06 / 05 / 2020

AHO Response to Petition Calling For No Corona Virus Vaccine Trials in Africa

Written by Lauren Granger – Volunteer Speechwriter

Approved by Graciano Masauso – President & CEO

This past week has seen a global response of outrage and fury to suggestions made by two French scientists that Corona virus vaccine trials should be conducted in Africa. The immediacy, extent, and intensity of the response are an acute reminder that the repercussions of a colonial legacy of exploitation are not a thing of a distant past, but a painful reality lived and felt by many Africans today. The African Health Organisation, in its work to promote and contribute to the health and well-being of the peoples of Africa, is very much alive to this reality.

One response to these now infamous comments has been the creation of an online petition calling for no Corona virus vaccine trials in Africa, and it is to this petition that the African Health Organisation wishes to respond.

Covid-19, caused by the novel 2019 Corona virus, has been declared a pandemic. While the devastating consequences of the disease, have to date, been felt most in China, Italy, Spain and the USA, they are being and will be felt globally, and in all likelihood, ultimately, by Africa most of all. The whole world finds itself traversing unprecedented situations, unprecedented times.

There is therefore a need for research efforts to be swift and global — co-ordinated and conducted across national borders and not confined within them.  It is imperative that Africa is not excluded from these research efforts.

Key to such research efforts is and will be the running of clinical trials to find a treatment and/or vaccine for the Corona virus. For a myriad of reasons, it is important that clinical trials are run in various different countries where different geographical and socio-economic factors are at play.

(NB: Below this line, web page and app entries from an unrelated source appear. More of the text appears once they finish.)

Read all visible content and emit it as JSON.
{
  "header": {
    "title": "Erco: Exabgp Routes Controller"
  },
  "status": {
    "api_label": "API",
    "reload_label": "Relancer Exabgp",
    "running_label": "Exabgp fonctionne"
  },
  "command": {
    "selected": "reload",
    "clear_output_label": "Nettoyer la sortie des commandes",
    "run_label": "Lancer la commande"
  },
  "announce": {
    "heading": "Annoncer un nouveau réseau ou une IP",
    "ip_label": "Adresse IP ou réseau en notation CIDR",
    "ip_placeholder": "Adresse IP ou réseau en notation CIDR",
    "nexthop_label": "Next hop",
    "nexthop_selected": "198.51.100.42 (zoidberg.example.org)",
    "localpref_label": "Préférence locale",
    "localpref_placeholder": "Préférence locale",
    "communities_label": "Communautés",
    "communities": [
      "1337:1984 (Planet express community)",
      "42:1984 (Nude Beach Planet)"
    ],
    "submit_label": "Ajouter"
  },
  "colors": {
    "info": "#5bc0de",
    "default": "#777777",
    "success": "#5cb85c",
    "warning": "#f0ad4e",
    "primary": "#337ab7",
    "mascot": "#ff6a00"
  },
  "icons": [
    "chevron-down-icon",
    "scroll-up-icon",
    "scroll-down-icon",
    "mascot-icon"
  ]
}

While the African Health Organisation condemns racism and does not, in any way, condone the notion or suggestion of Africa as a testing ground or her people as ‘Guinee pigs’, it cannot support a petition calling for no Corona virus vaccine trials in Africa, but calls instead for the inclusion of African countries in all stages of the global research effort and processes ­ ­- in debate, in planning and in testing.  Africa must not be exploited, and she must not be excluded.

The African Health Organisation is cognisant of the fact that the running of clinical trials poses ethical challenges. These challenges are not unique to Corona virus specific trials and there are certain international guidelines and recommendations for the ethical conduct of clinical trials. Examples include the careful assessment of the potential benefits and harms of a trial, obtaining informed consent from participants, and the protection of vulnerable participants. The African Health Organisation calls for all Corona virus trials to be conducted ethically, in keeping with such guidelines. The protection of the human rights of all Corona virus trial participants must be paramount at all times. It must be acknowledged that this is a particularly pertinent consideration in Africa, where the wounds of a long history of human rights violations remain raw, and where the majority of trial participants will be vulnerable participants.

The African Health Organisation remains committed as ever to its work and vision to promote equity in health, to combat disease, and to improve the quality of, and lengthen the lives of the peoples of Africa during these challenging times.